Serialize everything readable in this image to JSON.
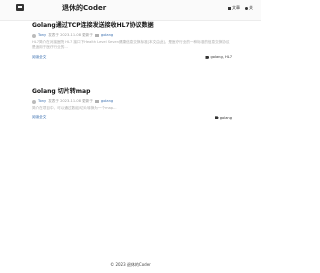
{
  "header": {
    "site_title": "退休的Coder",
    "nav": [
      {
        "label": "文章",
        "icon": "archive-icon"
      },
      {
        "label": "关",
        "icon": "about-icon"
      }
    ]
  },
  "posts": [
    {
      "title": "Golang通过TCP连接发送接收HL7协议数据",
      "author": "Tony",
      "date_text": "发表于 2023-11-08 更新于",
      "category": "golang",
      "excerpt": "HL7简介在对接医院 HL7 接口下Health Level Seven健康信息交换标准[本文由此]，是医疗行业的一种标准的信息交换协议是适用于医疗行业的...",
      "read_more": "阅读全文",
      "tags": "golang, HL7"
    },
    {
      "title": "Golang 切片转map",
      "author": "Tony",
      "date_text": "发表于 2023-11-08 更新于",
      "category": "golang",
      "excerpt": "简介在项目中，可以通过数组/切片转换为一个map...",
      "read_more": "阅读全文",
      "tags": "golang"
    }
  ],
  "footer": {
    "copyright": "© 2023 退休的Coder"
  }
}
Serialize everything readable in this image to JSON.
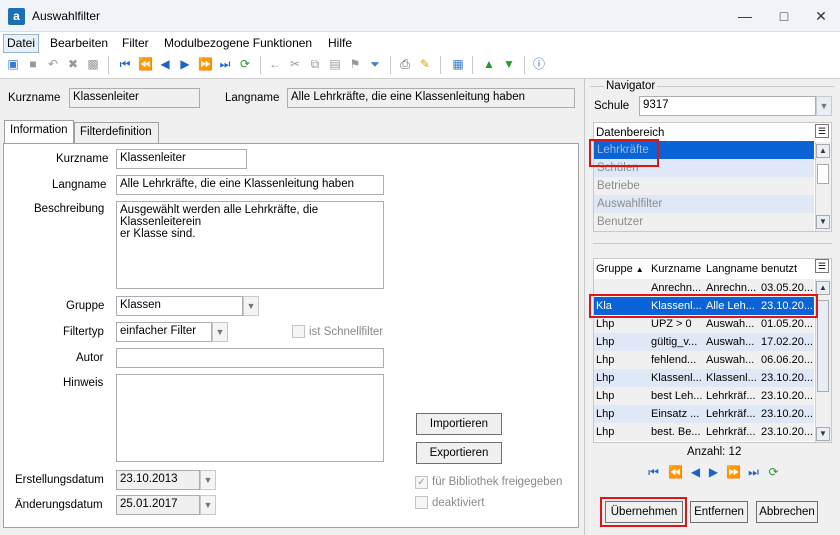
{
  "window": {
    "title": "Auswahlfilter",
    "app_icon": "a"
  },
  "menu": [
    "Datei",
    "Bearbeiten",
    "Filter",
    "Modulbezogene Funktionen",
    "Hilfe"
  ],
  "header": {
    "kurzname_label": "Kurzname",
    "kurzname_value": "Klassenleiter",
    "langname_label": "Langname",
    "langname_value": "Alle Lehrkräfte, die eine Klassenleitung haben"
  },
  "tabs": [
    "Information",
    "Filterdefinition"
  ],
  "info": {
    "kurzname_label": "Kurzname",
    "kurzname_value": "Klassenleiter",
    "langname_label": "Langname",
    "langname_value": "Alle Lehrkräfte, die eine Klassenleitung haben",
    "beschreibung_label": "Beschreibung",
    "beschreibung_line1": "Ausgewählt werden alle Lehrkräfte, die Klassenleiterein",
    "beschreibung_line2": "er Klasse sind.",
    "gruppe_label": "Gruppe",
    "gruppe_value": "Klassen",
    "filtertyp_label": "Filtertyp",
    "filtertyp_value": "einfacher Filter",
    "schnellfilter_label": "ist Schnellfilter",
    "autor_label": "Autor",
    "autor_value": "",
    "hinweis_label": "Hinweis",
    "importieren": "Importieren",
    "exportieren": "Exportieren",
    "erstellungsdatum_label": "Erstellungsdatum",
    "erstellungsdatum_value": "23.10.2013",
    "aenderungsdatum_label": "Änderungsdatum",
    "aenderungsdatum_value": "25.01.2017",
    "bibliothek_label": "für Bibliothek freigegeben",
    "deaktiviert_label": "deaktiviert"
  },
  "navigator": {
    "title": "Navigator",
    "schule_label": "Schule",
    "schule_value": "9317",
    "datenbereich_label": "Datenbereich",
    "datenbereich_items": [
      "Lehrkräfte",
      "Schülen",
      "Betriebe",
      "Auswahlfilter",
      "Benutzer"
    ],
    "grid_headers": [
      "Gruppe",
      "Kurzname",
      "Langname",
      "benutzt"
    ],
    "rows": [
      [
        "",
        "Anrechn...",
        "Anrechn...",
        "03.05.20..."
      ],
      [
        "Kla",
        "Klassenl...",
        "Alle Leh...",
        "23.10.20..."
      ],
      [
        "Lhp",
        "UPZ > 0",
        "Auswah...",
        "01.05.20..."
      ],
      [
        "Lhp",
        "gültig_v...",
        "Auswah...",
        "17.02.20..."
      ],
      [
        "Lhp",
        "fehlend...",
        "Auswah...",
        "06.06.20..."
      ],
      [
        "Lhp",
        "Klassenl...",
        "Klassenl...",
        "23.10.20..."
      ],
      [
        "Lhp",
        "best Leh...",
        "Lehrkräf...",
        "23.10.20..."
      ],
      [
        "Lhp",
        "Einsatz ...",
        "Lehrkräf...",
        "23.10.20..."
      ],
      [
        "Lhp",
        "best. Be...",
        "Lehrkräf...",
        "23.10.20..."
      ]
    ],
    "anzahl": "Anzahl: 12",
    "buttons": {
      "uebernehmen": "Übernehmen",
      "entfernen": "Entfernen",
      "abbrechen": "Abbrechen"
    }
  },
  "colors": {
    "selection": "#0a64d8",
    "highlight": "#cfe0f7",
    "red_marker": "#e01414"
  }
}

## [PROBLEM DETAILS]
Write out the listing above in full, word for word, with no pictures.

## [PROBLEM SOLUTION]
Serialize everything readable in this image to JSON.
{
  "header": {
    "site_title": "退休的Coder",
    "nav": [
      {
        "label": "文章",
        "icon": "archive-icon"
      },
      {
        "label": "关",
        "icon": "about-icon"
      }
    ]
  },
  "posts": [
    {
      "title": "Golang通过TCP连接发送接收HL7协议数据",
      "author": "Tony",
      "date_text": "发表于 2023-11-08 更新于",
      "category": "golang",
      "excerpt": "HL7简介在对接医院 HL7 接口下Health Level Seven健康信息交换标准[本文由此]，是医疗行业的一种标准的信息交换协议是适用于医疗行业的...",
      "read_more": "阅读全文",
      "tags": "golang, HL7"
    },
    {
      "title": "Golang 切片转map",
      "author": "Tony",
      "date_text": "发表于 2023-11-08 更新于",
      "category": "golang",
      "excerpt": "简介在项目中，可以通过数组/切片转换为一个map...",
      "read_more": "阅读全文",
      "tags": "golang"
    }
  ],
  "footer": {
    "copyright": "© 2023 退休的Coder"
  }
}
Serialize everything readable in this image to JSON.
{
  "window": {
    "title": "Auswahlfilter",
    "app_icon": "a"
  },
  "menu": [
    "Datei",
    "Bearbeiten",
    "Filter",
    "Modulbezogene Funktionen",
    "Hilfe"
  ],
  "header": {
    "kurzname_label": "Kurzname",
    "kurzname_value": "Klassenleiter",
    "langname_label": "Langname",
    "langname_value": "Alle Lehrkräfte, die eine Klassenleitung haben"
  },
  "tabs": [
    "Information",
    "Filterdefinition"
  ],
  "info": {
    "kurzname_label": "Kurzname",
    "kurzname_value": "Klassenleiter",
    "langname_label": "Langname",
    "langname_value": "Alle Lehrkräfte, die eine Klassenleitung haben",
    "beschreibung_label": "Beschreibung",
    "beschreibung_line1": "Ausgewählt werden alle Lehrkräfte, die Klassenleiterein",
    "beschreibung_line2": "er Klasse sind.",
    "gruppe_label": "Gruppe",
    "gruppe_value": "Klassen",
    "filtertyp_label": "Filtertyp",
    "filtertyp_value": "einfacher Filter",
    "schnellfilter_label": "ist Schnellfilter",
    "autor_label": "Autor",
    "autor_value": "",
    "hinweis_label": "Hinweis",
    "importieren": "Importieren",
    "exportieren": "Exportieren",
    "erstellungsdatum_label": "Erstellungsdatum",
    "erstellungsdatum_value": "23.10.2013",
    "aenderungsdatum_label": "Änderungsdatum",
    "aenderungsdatum_value": "25.01.2017",
    "bibliothek_label": "für Bibliothek freigegeben",
    "deaktiviert_label": "deaktiviert"
  },
  "navigator": {
    "title": "Navigator",
    "schule_label": "Schule",
    "schule_value": "9317",
    "datenbereich_label": "Datenbereich",
    "datenbereich_items": [
      "Lehrkräfte",
      "Schülen",
      "Betriebe",
      "Auswahlfilter",
      "Benutzer"
    ],
    "grid_headers": [
      "Gruppe",
      "Kurzname",
      "Langname",
      "benutzt"
    ],
    "rows": [
      [
        "",
        "Anrechn...",
        "Anrechn...",
        "03.05.20..."
      ],
      [
        "Kla",
        "Klassenl...",
        "Alle Leh...",
        "23.10.20..."
      ],
      [
        "Lhp",
        "UPZ > 0",
        "Auswah...",
        "01.05.20..."
      ],
      [
        "Lhp",
        "gültig_v...",
        "Auswah...",
        "17.02.20..."
      ],
      [
        "Lhp",
        "fehlend...",
        "Auswah...",
        "06.06.20..."
      ],
      [
        "Lhp",
        "Klassenl...",
        "Klassenl...",
        "23.10.20..."
      ],
      [
        "Lhp",
        "best Leh...",
        "Lehrkräf...",
        "23.10.20..."
      ],
      [
        "Lhp",
        "Einsatz ...",
        "Lehrkräf...",
        "23.10.20..."
      ],
      [
        "Lhp",
        "best. Be...",
        "Lehrkräf...",
        "23.10.20..."
      ]
    ],
    "anzahl": "Anzahl: 12",
    "buttons": {
      "uebernehmen": "Übernehmen",
      "entfernen": "Entfernen",
      "abbrechen": "Abbrechen"
    }
  },
  "colors": {
    "selection": "#0a64d8",
    "highlight": "#cfe0f7",
    "red_marker": "#e01414"
  }
}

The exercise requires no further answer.